Recycling: Everything Possible …I Recycle

Went on a recycling trip and realized we are probably up to 90-95% range of what we bring home. I’ve found places around town that take different things. Our schools use paper bins for a fund raising recycling project and takes ALL paper including shredded, newspaper, phone books, mail. paper bags, etc. As it’s on the way to our city recycling area, I stop there first. It’s what I call a win-win because I get to clean up ‘paper’ but the school benefits as well with their project.

Then I go to our city recycling center where they take plastic, cardboard, metal, aluminum, glass which even has sorts for clear, brown, green. They also have a paper bin. Not too long ago they added a few other large bins for plastic bags – really happy with the addition because that particular plastic takes many generations to decompose in a landfill.

I have several things in mind when I go shopping:

  • what I need (and have room for which in itself also solves two issues for me: I despise clutter and things are easier to find),
  • what are the ingredients (I don’t want preservatives or man-made sweeteners – lots of info on High Fructose Corn Syrup (HFCS) and Splenda, etc. and before I totally lose my train of thought
  • what type of container (is it recyclable)
  • another huge consideration is and I really think more people need to be aware of – Is it “Made In America”?

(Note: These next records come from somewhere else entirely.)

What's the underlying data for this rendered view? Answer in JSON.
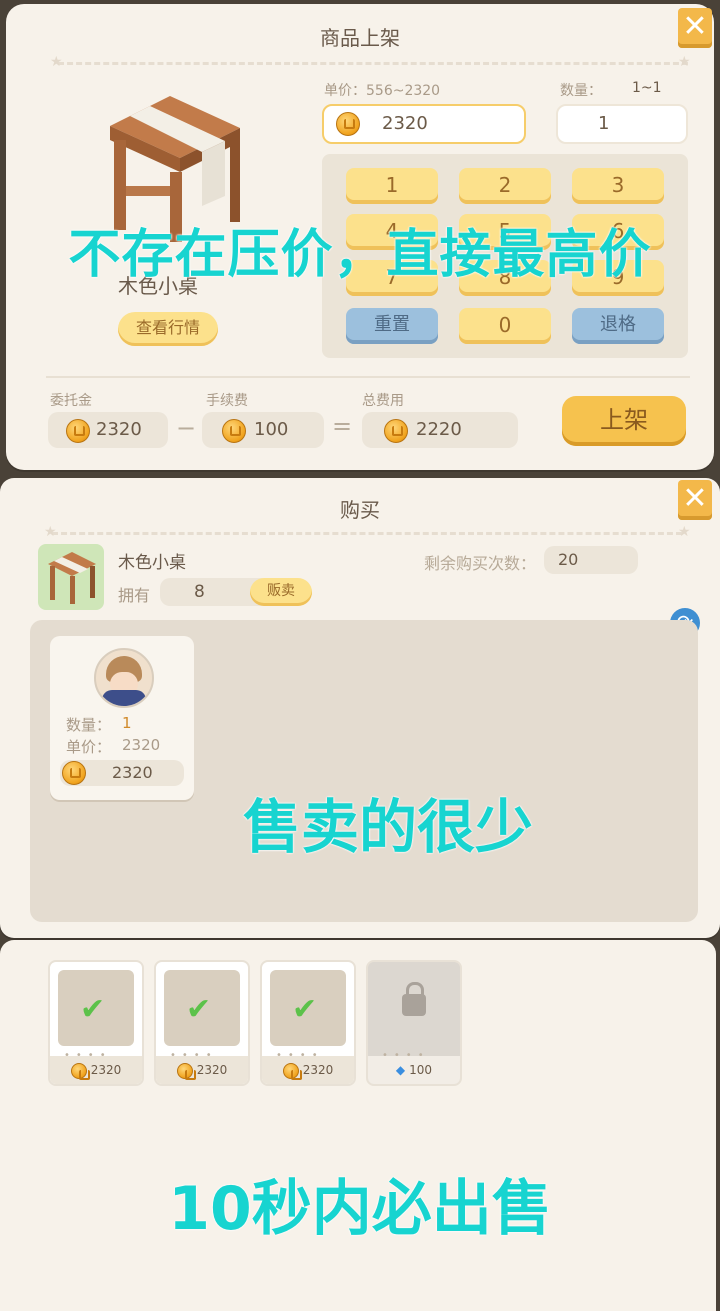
{
  "listing": {
    "title": "商品上架",
    "unit_price_label": "单价：556~2320",
    "price_value": "2320",
    "qty_label": "数量：",
    "qty_range": "1~1",
    "qty_value": "1",
    "item_name": "木色小桌",
    "market_button": "查看行情",
    "keys": [
      "1",
      "2",
      "3",
      "4",
      "5",
      "6",
      "7",
      "8",
      "9"
    ],
    "reset_key": "重置",
    "zero_key": "0",
    "back_key": "退格",
    "deposit_label": "委托金",
    "deposit_value": "2320",
    "fee_label": "手续费",
    "fee_value": "100",
    "total_label": "总费用",
    "total_value": "2220",
    "submit_button": "上架"
  },
  "overlay1": "不存在压价，直接最高价",
  "purchase": {
    "title": "购买",
    "item_name": "木色小桌",
    "owned_label": "拥有",
    "owned_value": "8",
    "sell_button": "贩卖",
    "remaining_label": "剩余购买次数：",
    "remaining_value": "20",
    "seller_qty_label": "数量：",
    "seller_qty_value": "1",
    "seller_price_label": "单价：",
    "seller_price_value": "2320",
    "seller_total": "2320"
  },
  "overlay2": "售卖的很少",
  "slots": [
    {
      "price": "2320",
      "sold": true
    },
    {
      "price": "2320",
      "sold": true
    },
    {
      "price": "2320",
      "sold": true
    },
    {
      "price": "100",
      "locked": true
    }
  ],
  "overlay3": "10秒内必出售",
  "colors": {
    "accent": "#f3b84a",
    "overlay": "#17d4d0",
    "key": "#fce18c",
    "key_blue": "#9cc0dd"
  }
}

Here’s a ‘short’ list of some of the things I recyle:

    • Metal – all cans, not aluminum like cat food or aluminum pie plates – I’m collecting any pull-

      My simple home recycling center

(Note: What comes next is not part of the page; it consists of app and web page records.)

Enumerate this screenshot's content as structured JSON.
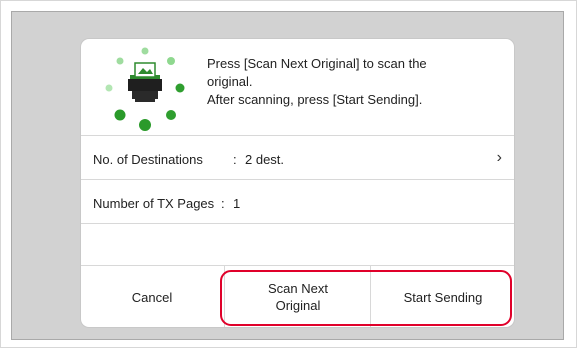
{
  "message": {
    "line1": "Press [Scan Next Original] to scan the",
    "line2": "original.",
    "line3": "After scanning, press [Start Sending]."
  },
  "destinations": {
    "label": "No. of Destinations",
    "separator": ":",
    "value": "2 dest.",
    "chevron": "›"
  },
  "tx_pages": {
    "label": "Number of TX Pages",
    "separator": ":",
    "value": "1"
  },
  "buttons": {
    "cancel": "Cancel",
    "scan_next_line1": "Scan Next",
    "scan_next_line2": "Original",
    "start_sending": "Start Sending"
  },
  "icons": {
    "scanner": "scanner-icon",
    "chevron": "chevron-right-icon"
  },
  "colors": {
    "highlight": "#e0002a",
    "dot_dark": "#2a9a2a",
    "dot_light": "#7fd07f",
    "lcd_background": "#d2d2d2"
  }
}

      tabs for the Ronald McDonald House

    • Plastic – milk and frozen juice containers (though I haven’t found a place for the lids), some ice cream containers, sour cream, yogurt, even those little plastic coffee containers used in Keurig machines. My husband used to use those to start plants but found a really neat idea on Pinterest using toilet tissue and paper towel tubes. No need to transplant, just plant as the cardboard decomposes rapidly. We collect the used coffee grounds and put around our outdoor plants. We also use tea leaves/grounds – chagra – for a similar purpose.
    • Glass – wine bottles, more juice, spaghetti sauce (lid goes into metal)
    • Paper – everything paper including labels from cans
    • Cardboard – all boxes, frozen pizza containers and cereal boxes – after I remove the ‘BoxTops’. The plastic goes with the plastic bags.
    • Egg containers are either plastic or cardboard and can be reused, recycled or donated to school for different art projects, great for sorters and the cardboard ones can be used for Basic H demo purposes.
    • Clothing is usually donated.
    • Large appliances we will also donate to a Mom & Pop operation for parts

In short, we try to keep as much as possible from going to the landfill.

If you have other ideas or suggestions, I’d love to hear from you. Please comment below so we can all learn and leave a cleaner, prettier planet for generations to come.

Please note: I reserve the right to delete comments that are offensive or off-topic.